Yesterday I encountered an interesting situation. I, somewhat symbolically, became a punching bag for someone. His (verbal) attack was vicious, unexpected and unwarranted. Now, I do understand that his frustration was directed towards my company. I was just the unfortunate person who happened to be in the line of fire. However, it did get me wondering about the nature of nastiness, provoked or unprovoked.
Anyone who works in a customer service arena will attest that although, nine times out of ten, people are nice, it’s always the tenth- the nasty one- that sticks in the mind. Why is that? Is it because the emotions that a negative encounter stirs up are so much more complex, and likely to linger much after the event?
Moreover, how one deals with something like this also reveals a lot about oneself. Are you nice to nasty, or nasty to nasty? As for me, I stood my ground, and reiterated that the situation was beyond my control. I didn’t turn nasty, but refused to turn into a doormat either. My colleague congratulated me on standing up to the bullying behaviour of this particular person. But he also pointed out something rather thought provoking.
Why had this man not railed at my (male) colleague, yet, repeatedly, insistently, picked on me? Because, as a woman, I was more likely to give him an emotional response.
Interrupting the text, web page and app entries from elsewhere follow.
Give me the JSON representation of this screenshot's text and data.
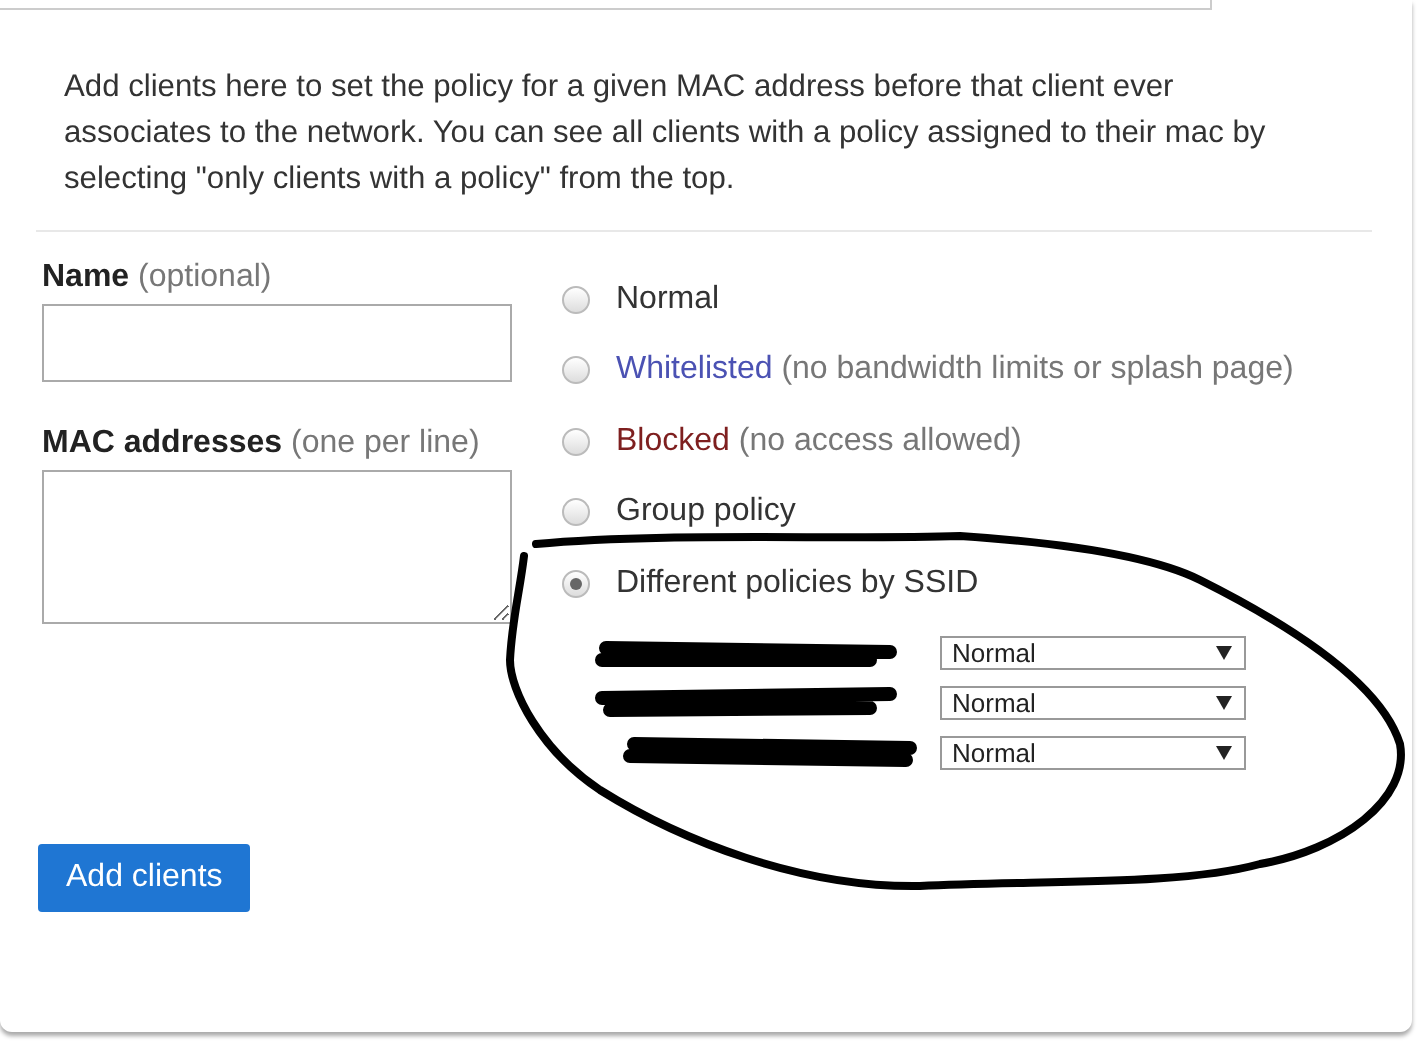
{
  "description": "Add clients here to set the policy for a given MAC address before that client ever associates to the network. You can see all clients with a policy assigned to their mac by selecting \"only clients with a policy\" from the top.",
  "name_field": {
    "label": "Name",
    "hint": "(optional)"
  },
  "mac_field": {
    "label": "MAC addresses",
    "hint": "(one per line)"
  },
  "policies": [
    {
      "label": "Normal",
      "selected": false
    },
    {
      "label": "Whitelisted",
      "note": "(no bandwidth limits or splash page)",
      "color": "#4b52b3",
      "selected": false
    },
    {
      "label": "Blocked",
      "note": "(no access allowed)",
      "color": "#7e1f1f",
      "selected": false
    },
    {
      "label": "Group policy",
      "selected": false
    },
    {
      "label": "Different policies by SSID",
      "selected": true
    }
  ],
  "ssid_policies": [
    {
      "value": "Normal"
    },
    {
      "value": "Normal"
    },
    {
      "value": "Normal"
    }
  ],
  "add_button": "Add clients"
}
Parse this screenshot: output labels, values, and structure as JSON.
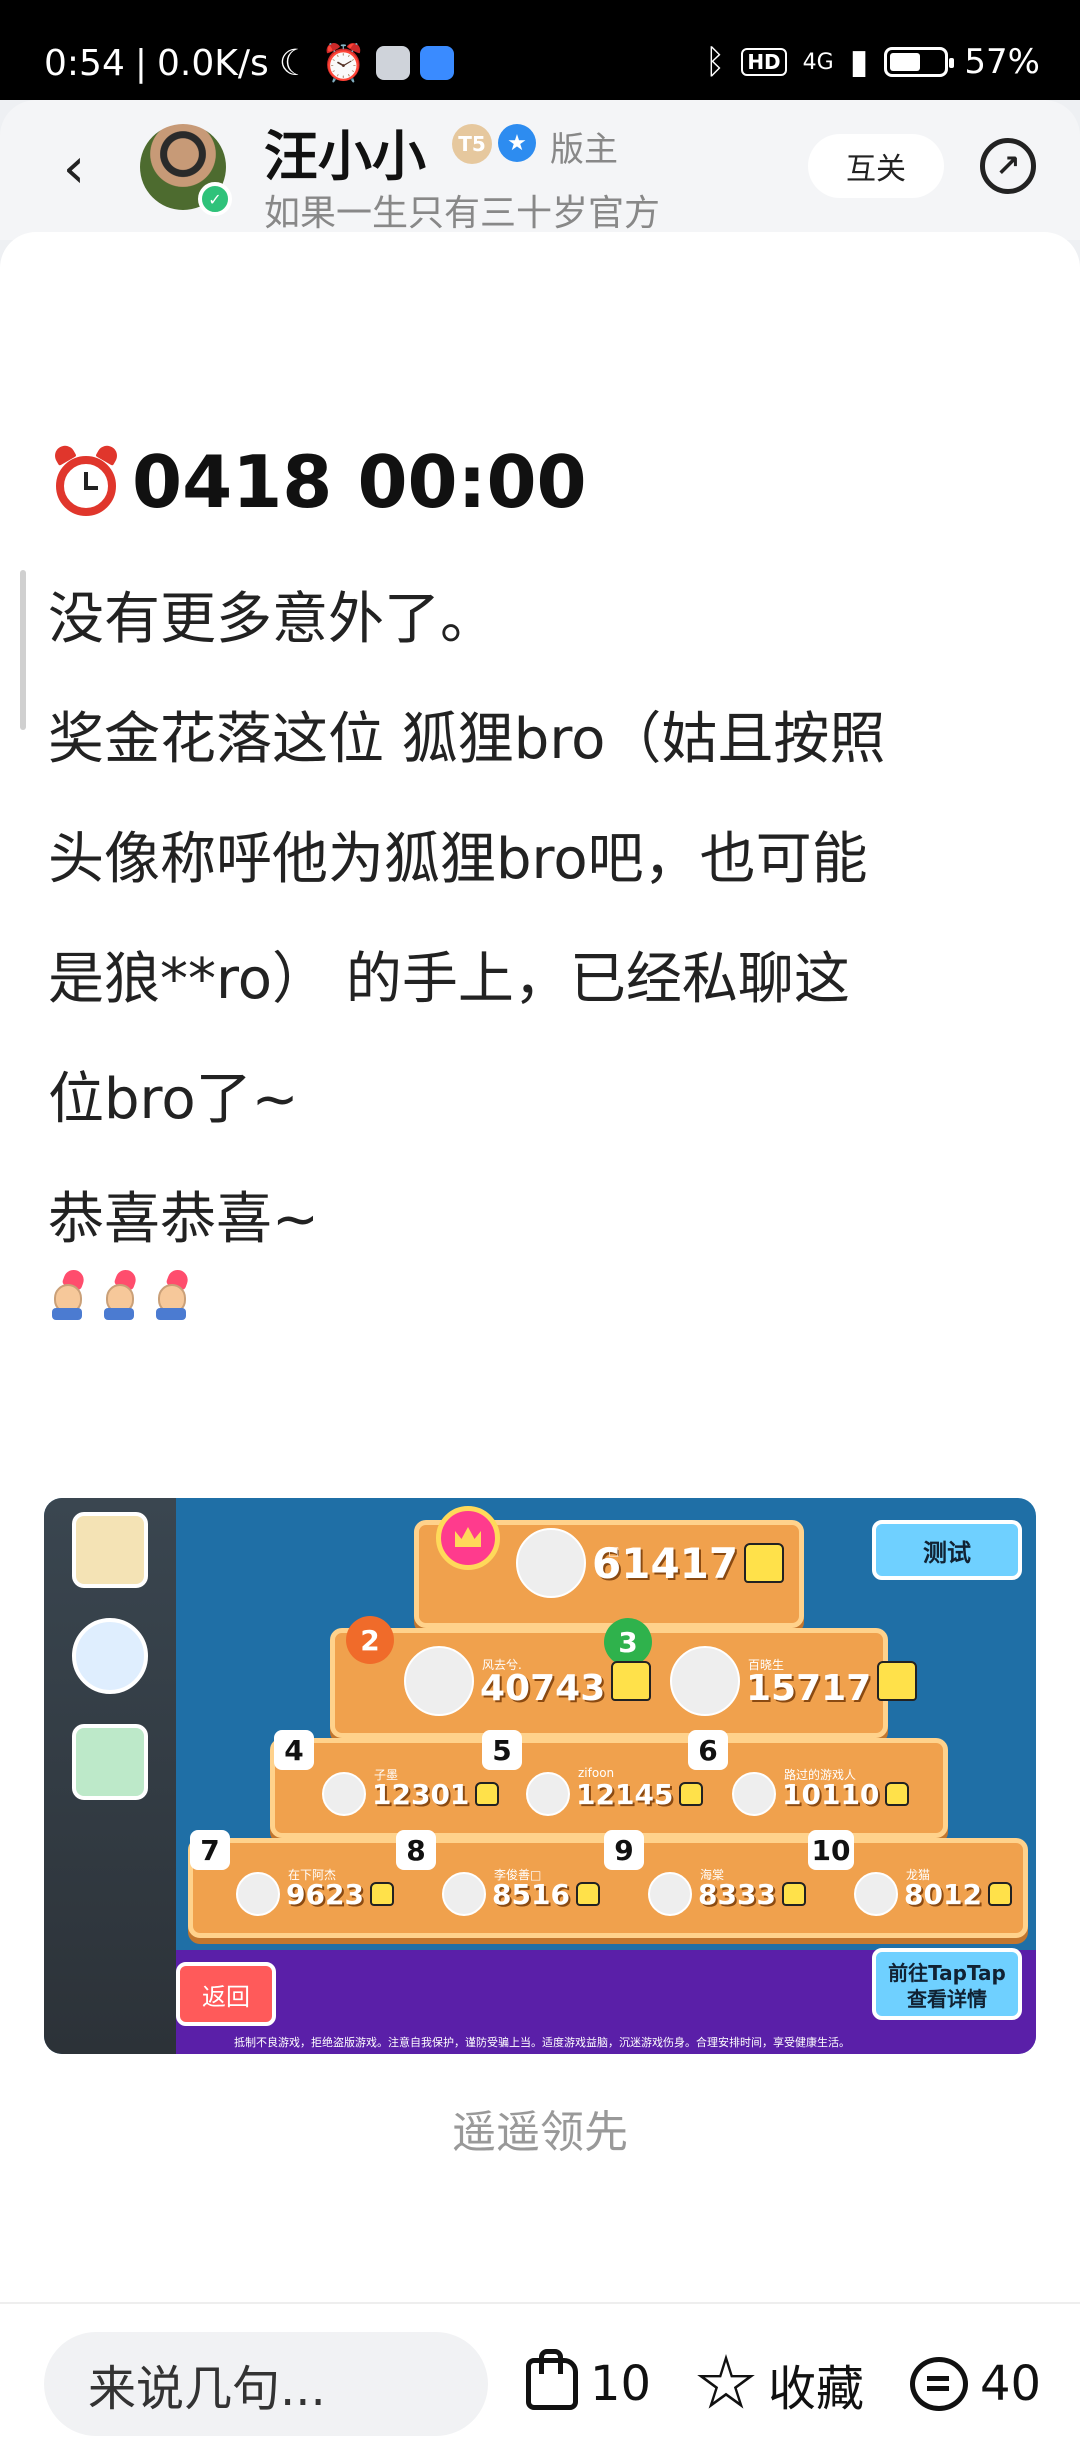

As a woman, I was perhaps, in his mind, more vulnerable, As a woman, it was easier to dump his anger on me.
Living in the West, sometimes it is easy to forget the kind of prejudice that women face in other parts of the world. When something like this happens, I do wonder, whether to men, or certainly these kind of men, women are still the inferior species?
Anyway, back to the man and his outburst. Reminds me of the idiom: You can catch more flies with honey than with vinegar. Had he been nicer, I still wouldn’t have been able to change the situation, but I would certainly have tried to help him in whatever way possible.
Bottom line is, it rarely pays to be nasty in the long run.